Entries from a dataset of interfaces
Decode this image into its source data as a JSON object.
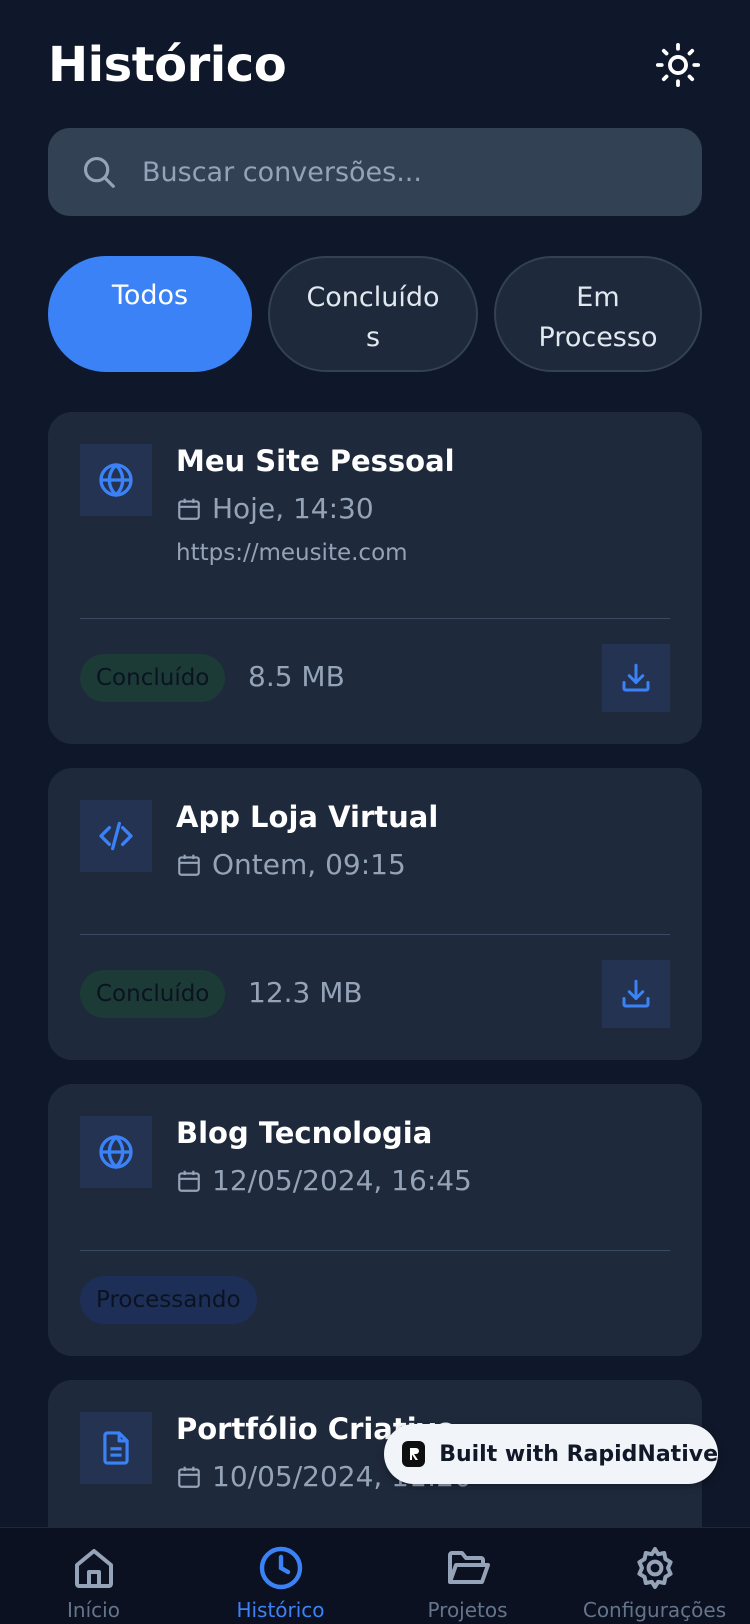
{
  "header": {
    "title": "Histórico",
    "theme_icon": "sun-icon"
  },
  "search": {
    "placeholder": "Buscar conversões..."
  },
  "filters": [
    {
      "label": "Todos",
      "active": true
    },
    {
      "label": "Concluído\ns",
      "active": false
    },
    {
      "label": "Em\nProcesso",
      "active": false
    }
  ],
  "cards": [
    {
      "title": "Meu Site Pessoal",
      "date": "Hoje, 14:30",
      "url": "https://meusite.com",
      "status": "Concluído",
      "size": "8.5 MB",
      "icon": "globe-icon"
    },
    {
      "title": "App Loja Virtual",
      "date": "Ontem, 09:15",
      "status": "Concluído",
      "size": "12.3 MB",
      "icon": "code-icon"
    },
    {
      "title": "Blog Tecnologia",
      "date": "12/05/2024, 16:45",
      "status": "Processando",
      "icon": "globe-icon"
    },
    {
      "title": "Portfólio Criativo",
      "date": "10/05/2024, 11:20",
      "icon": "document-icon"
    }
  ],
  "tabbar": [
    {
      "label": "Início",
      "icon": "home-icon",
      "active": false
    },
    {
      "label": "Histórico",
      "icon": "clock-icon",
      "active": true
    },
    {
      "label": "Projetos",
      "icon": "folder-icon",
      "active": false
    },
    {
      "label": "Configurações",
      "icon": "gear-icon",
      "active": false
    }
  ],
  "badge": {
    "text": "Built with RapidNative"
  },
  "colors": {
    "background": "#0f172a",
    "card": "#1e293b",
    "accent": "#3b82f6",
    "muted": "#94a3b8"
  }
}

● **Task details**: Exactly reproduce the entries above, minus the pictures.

● **Result for this task**:
Decode this image into its source data as a JSON object.
{
  "header": {
    "title": "Histórico",
    "theme_icon": "sun-icon"
  },
  "search": {
    "placeholder": "Buscar conversões..."
  },
  "filters": [
    {
      "label": "Todos",
      "active": true
    },
    {
      "label": "Concluído\ns",
      "active": false
    },
    {
      "label": "Em\nProcesso",
      "active": false
    }
  ],
  "cards": [
    {
      "title": "Meu Site Pessoal",
      "date": "Hoje, 14:30",
      "url": "https://meusite.com",
      "status": "Concluído",
      "size": "8.5 MB",
      "icon": "globe-icon"
    },
    {
      "title": "App Loja Virtual",
      "date": "Ontem, 09:15",
      "status": "Concluído",
      "size": "12.3 MB",
      "icon": "code-icon"
    },
    {
      "title": "Blog Tecnologia",
      "date": "12/05/2024, 16:45",
      "status": "Processando",
      "icon": "globe-icon"
    },
    {
      "title": "Portfólio Criativo",
      "date": "10/05/2024, 11:20",
      "icon": "document-icon"
    }
  ],
  "tabbar": [
    {
      "label": "Início",
      "icon": "home-icon",
      "active": false
    },
    {
      "label": "Histórico",
      "icon": "clock-icon",
      "active": true
    },
    {
      "label": "Projetos",
      "icon": "folder-icon",
      "active": false
    },
    {
      "label": "Configurações",
      "icon": "gear-icon",
      "active": false
    }
  ],
  "badge": {
    "text": "Built with RapidNative"
  },
  "colors": {
    "background": "#0f172a",
    "card": "#1e293b",
    "accent": "#3b82f6",
    "muted": "#94a3b8"
  }
}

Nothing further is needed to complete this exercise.